    Chakshu Gupta, Heartland Regional Medical Center, St. Joseph, Missouri

    10 August 2005

    I enjoyed reading the review on multiple synchronous and metachronous primary tumors by Koutsopoulos, et al.1 In their review they reference an article by Chun, et al, who found that rates of bladder cancers were 18 times higher in patient’s with prostate cancers and the rates of prostate cancer to 19 times higher in those with bladder cancers. In their review of 24 patients with both types of cancers, all had adenocarcinoma of the prostate and urothelial carcinoma of the urinary bladder. They also reviewed several other large series with similar findings. This interesting fact can be explained by examining the molecular genetics of both types of carcinomas. Deletions in tumor suppressor genes, including RB1 (13q14), TP53 (17p13), and PTEN (10q23), have been reported in both prostatic adenocarcinomas and urothelial carcinomas.2-6

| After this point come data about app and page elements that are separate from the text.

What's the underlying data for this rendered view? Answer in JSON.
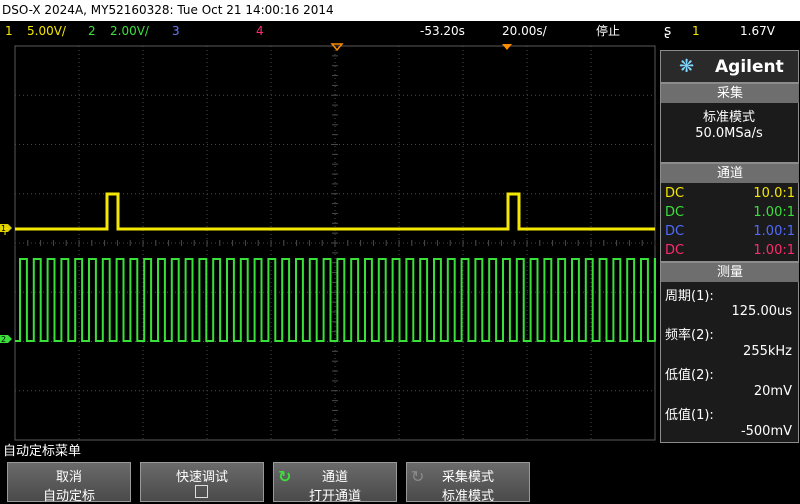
{
  "title_bar": "DSO-X 2024A, MY52160328: Tue Oct 21 14:00:16 2014",
  "status": {
    "ch1_num": "1",
    "ch1_scale": "5.00V/",
    "ch2_num": "2",
    "ch2_scale": "2.00V/",
    "ch3_num": "3",
    "ch4_num": "4",
    "time_offset": "-53.20s",
    "time_scale": "20.00s/",
    "run_state": "停止",
    "trigger_slope_icon": "rising-edge-icon",
    "trigger_source": "1",
    "trigger_level": "1.67V"
  },
  "brand": {
    "name": "Agilent"
  },
  "acquisition": {
    "header": "采集",
    "mode": "标准模式",
    "rate": "50.0MSa/s"
  },
  "channels": {
    "header": "通道",
    "rows": [
      {
        "coupling": "DC",
        "ratio": "10.0:1",
        "color": "#f5e800"
      },
      {
        "coupling": "DC",
        "ratio": "1.00:1",
        "color": "#3ae03a"
      },
      {
        "coupling": "DC",
        "ratio": "1.00:1",
        "color": "#4f6bff"
      },
      {
        "coupling": "DC",
        "ratio": "1.00:1",
        "color": "#ff2a6d"
      }
    ]
  },
  "measurements": {
    "header": "测量",
    "items": [
      {
        "label": "周期(1):",
        "value": "125.00us"
      },
      {
        "label": "频率(2):",
        "value": "255kHz"
      },
      {
        "label": "低值(2):",
        "value": "20mV"
      },
      {
        "label": "低值(1):",
        "value": "-500mV"
      }
    ]
  },
  "softkeys": {
    "menu_title": "自动定标菜单",
    "keys": [
      {
        "line1": "取消",
        "line2": "自动定标"
      },
      {
        "line1": "快速调试",
        "line2": ""
      },
      {
        "line1": "通道",
        "line2": "打开通道"
      },
      {
        "line1": "采集模式",
        "line2": "标准模式"
      }
    ]
  },
  "colors": {
    "ch1": "#f5e800",
    "ch2": "#3ae03a",
    "ch3": "#6a7cff",
    "ch4": "#ff2a6d",
    "grid": "#3c3c3c",
    "trigger_marker": "#ff8c00"
  }
}
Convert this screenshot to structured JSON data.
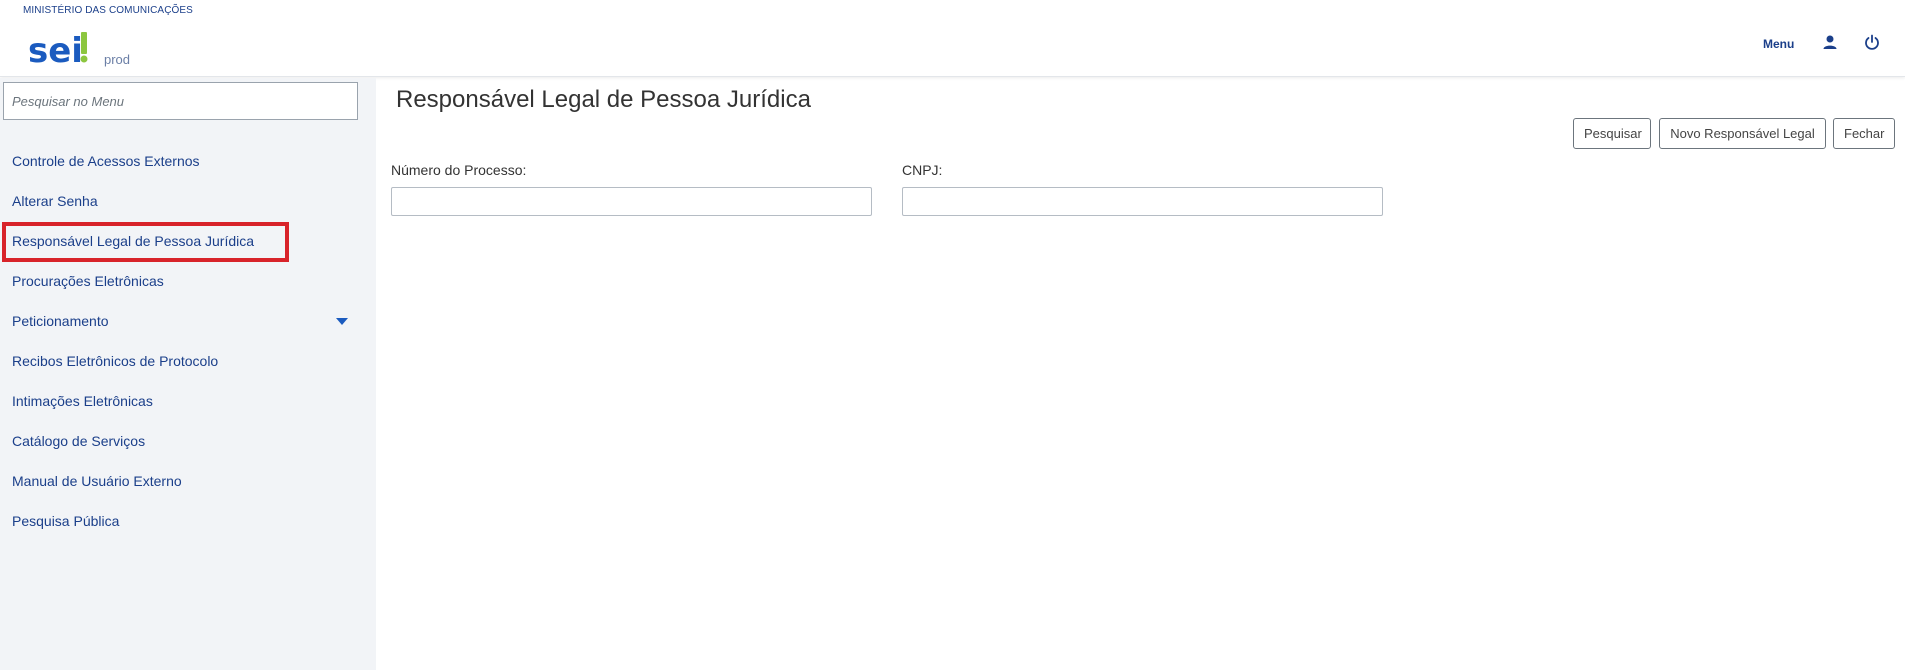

    We recently encountered an elderly gentleman who underwent cystoprostatectomy for a bladder tumor. He was found to have a pure primary small-cell neuroendocrine carcinoma of the urinary bladder, as well as prostatic acinar adenocarcinoma (Gleason 3+2=5). To the best of my knowledge, these two synchronous tumors have not been reported together in one patient. Cheng, et al reported deletions in TP53 (17q13) in primary small-cell neuroendocrine bladder carcinomas, and suggested a common origin of both the neuroendocrine cells and native urothelial cells.7 This molecular genetic alteration is also present in prostate adenocarcinomas and thus may explain the presence of the two synchronous tumors in our patient.

    Chakshu Gupta, M.D.

    Heartland Regional Medical Center

    St. Joseph, Missouri


    1. Anastasios V Koutsopoulos, Konstantina I Dambaki, George Datseris, Elpida Giannikaki, Marios Froudarakis, Efstathios Stathopoulos

    World Journal of Surgical Oncology 2005, 3:51 (26 July 2005)

    2. Chun CY. Coincidence of bladder and prostate cancer. J Urol 1997, 157:65-67

    3. Knowles MA. What we could do now: molecular pathology of bladder cancer. J Clin Pathol:Mol Pathol 2001, 54:215-221

    4. Schulz WA, Burchardt M, Cronauer MV. Molecular biology of prostate cancer. Mol Hum Repro 2003, 9(8):437-448

    5. Strohmeyer DM, Berger AP, Moore DH, Bartsch G, Klocker H, Carroll PR, et al. Genetic aberrations in prostate carcinoma detected by comparative genomic hybridization and microsatellite analysis: association with progression and angiogenesis. Prostate 2004, 59(1):43-58

    6. Visakorpi T. The molecular genetics of prostate cancer. Urol 2003, 62(5):3-10

    7. Cheng L, Jones TD, McCarthy RP, Eble JN, Wang M, MacLennan GT, et al. Molecular genetic evidence for a common clonal origin of urinary bladder small cell carcinoma and coexisting urothelial carcinoma. Am J Pathol 2005, 166(5):1533-1539

    Competing interests